Blind tastings are often wonderful fodder for stories. New world wine bests old world classic. Upstart beer wins taste test over best seller, or Taiwan scotch beats Scottish Scotch .

In this case, we have English sparkling wine (it can't be called champagne as indicated in the title of this article of course, because only grapes grown in the Champagne region get that luxury) winning a taste test over French champagne. Here is the full story from the Telegraph.

England is not known for its grape growing climate. While Britain is one of the world's largest importers of wine, English domestic wineries are tiny in comparison. The Romans introduced viticulture to England but in large part, England was warmer then than it is now. Indeed, in a previous inter-glacial period (when England was still part of continental Europe) it appears that grapes grew wild in areas which are currently far too cold to support vines.

Wineries in England are concentrated in the warmest areas such as Kent and Sussex, but due to England's latitude (roughly as far north as Calgary), the growing season extends into October, exposing grapes to rain, wind and frost potential. However, all of those factors mean high acidity which is an excellent feature for sparkling wine. Ironically that means England could be beating France at its own game. Nyetimber's Classic Cuvée 2003 (from Sussex) was crowned Champion of Worldwide Sparkling Wines in the competition run by Italy's wine magazine Euposia. Who would have guessed?

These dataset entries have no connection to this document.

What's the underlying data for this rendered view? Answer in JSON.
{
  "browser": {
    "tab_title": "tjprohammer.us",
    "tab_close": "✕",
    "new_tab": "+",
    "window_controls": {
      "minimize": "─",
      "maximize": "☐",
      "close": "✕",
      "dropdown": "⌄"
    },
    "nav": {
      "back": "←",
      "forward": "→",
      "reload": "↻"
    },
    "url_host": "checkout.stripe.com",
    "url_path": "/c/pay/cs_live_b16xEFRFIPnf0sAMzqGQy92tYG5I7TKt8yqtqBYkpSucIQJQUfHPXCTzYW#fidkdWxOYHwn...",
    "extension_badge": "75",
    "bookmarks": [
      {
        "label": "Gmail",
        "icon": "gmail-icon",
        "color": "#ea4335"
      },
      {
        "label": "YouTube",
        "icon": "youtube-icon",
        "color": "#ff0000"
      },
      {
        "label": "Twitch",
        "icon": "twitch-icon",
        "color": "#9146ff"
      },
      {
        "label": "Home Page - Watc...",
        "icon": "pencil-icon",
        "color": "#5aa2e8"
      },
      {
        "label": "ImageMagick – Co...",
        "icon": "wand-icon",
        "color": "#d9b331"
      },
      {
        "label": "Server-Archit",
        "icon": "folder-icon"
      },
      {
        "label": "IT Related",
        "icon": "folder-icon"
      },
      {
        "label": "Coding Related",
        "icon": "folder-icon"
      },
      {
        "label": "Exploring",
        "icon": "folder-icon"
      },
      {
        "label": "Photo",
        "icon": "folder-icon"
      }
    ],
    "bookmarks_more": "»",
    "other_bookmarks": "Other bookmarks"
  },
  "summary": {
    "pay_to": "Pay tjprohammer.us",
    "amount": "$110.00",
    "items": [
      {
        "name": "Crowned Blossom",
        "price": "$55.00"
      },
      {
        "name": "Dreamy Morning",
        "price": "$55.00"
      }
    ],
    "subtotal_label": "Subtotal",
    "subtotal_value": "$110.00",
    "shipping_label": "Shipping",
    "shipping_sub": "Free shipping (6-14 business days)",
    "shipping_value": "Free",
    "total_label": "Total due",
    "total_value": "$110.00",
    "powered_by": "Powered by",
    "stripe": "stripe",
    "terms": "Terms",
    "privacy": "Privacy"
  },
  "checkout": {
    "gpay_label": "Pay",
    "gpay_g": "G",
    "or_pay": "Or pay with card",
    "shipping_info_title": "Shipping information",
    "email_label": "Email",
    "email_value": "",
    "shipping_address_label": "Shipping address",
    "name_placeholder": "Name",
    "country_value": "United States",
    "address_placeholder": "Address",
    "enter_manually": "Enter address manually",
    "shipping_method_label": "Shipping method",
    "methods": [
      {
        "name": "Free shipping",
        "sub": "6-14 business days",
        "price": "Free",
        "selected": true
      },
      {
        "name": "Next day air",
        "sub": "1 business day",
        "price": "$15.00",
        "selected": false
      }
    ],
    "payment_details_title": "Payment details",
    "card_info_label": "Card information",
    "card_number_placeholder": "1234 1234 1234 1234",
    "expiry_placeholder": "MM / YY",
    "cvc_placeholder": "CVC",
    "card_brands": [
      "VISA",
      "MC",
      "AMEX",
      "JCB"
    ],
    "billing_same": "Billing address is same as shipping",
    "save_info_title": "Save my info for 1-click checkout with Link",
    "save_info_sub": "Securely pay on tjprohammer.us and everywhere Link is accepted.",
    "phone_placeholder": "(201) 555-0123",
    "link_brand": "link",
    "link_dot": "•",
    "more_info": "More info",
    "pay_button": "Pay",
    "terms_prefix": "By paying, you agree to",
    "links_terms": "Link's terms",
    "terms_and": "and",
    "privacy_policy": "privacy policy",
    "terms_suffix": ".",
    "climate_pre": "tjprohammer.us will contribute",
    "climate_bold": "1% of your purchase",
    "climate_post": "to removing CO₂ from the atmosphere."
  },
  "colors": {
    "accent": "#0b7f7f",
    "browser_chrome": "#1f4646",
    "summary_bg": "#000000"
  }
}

Unfortunately, Nyetimber's Cuvée is not available in Alberta. We will have to satisfy ourselves with French champagne.